▸ **ASSIGNED TASK**:
Leave out the pictures and print the records below exactly.

SUPPLIED DATA: Begin

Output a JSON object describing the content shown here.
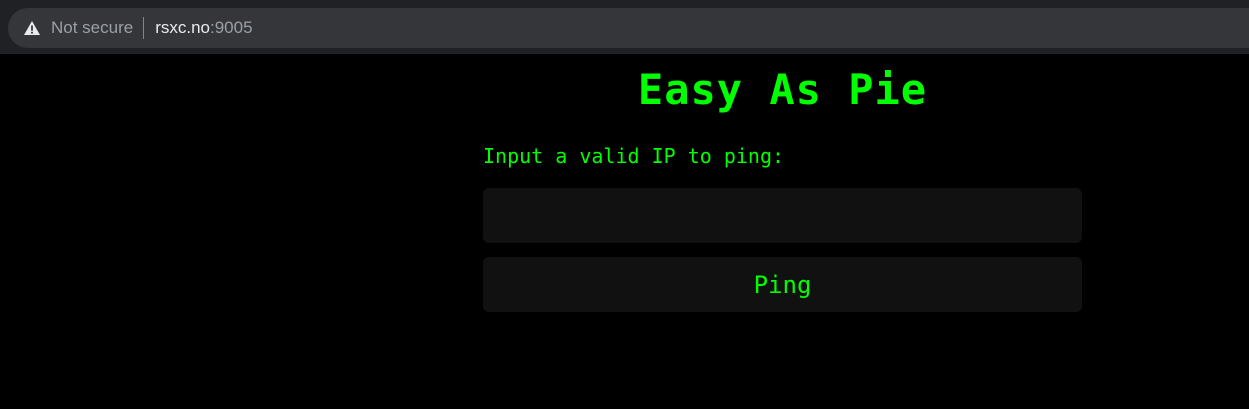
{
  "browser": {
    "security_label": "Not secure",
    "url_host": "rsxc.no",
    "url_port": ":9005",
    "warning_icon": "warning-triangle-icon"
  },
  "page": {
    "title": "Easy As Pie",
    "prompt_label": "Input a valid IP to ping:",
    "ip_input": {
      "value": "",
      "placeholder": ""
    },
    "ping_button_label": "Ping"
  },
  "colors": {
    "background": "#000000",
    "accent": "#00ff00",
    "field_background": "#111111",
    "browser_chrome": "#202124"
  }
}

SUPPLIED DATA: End

▸ **EXERCISE OUTPUT**:
Output a JSON object describing the content shown here.
{
  "browser": {
    "security_label": "Not secure",
    "url_host": "rsxc.no",
    "url_port": ":9005",
    "warning_icon": "warning-triangle-icon"
  },
  "page": {
    "title": "Easy As Pie",
    "prompt_label": "Input a valid IP to ping:",
    "ip_input": {
      "value": "",
      "placeholder": ""
    },
    "ping_button_label": "Ping"
  },
  "colors": {
    "background": "#000000",
    "accent": "#00ff00",
    "field_background": "#111111",
    "browser_chrome": "#202124"
  }
}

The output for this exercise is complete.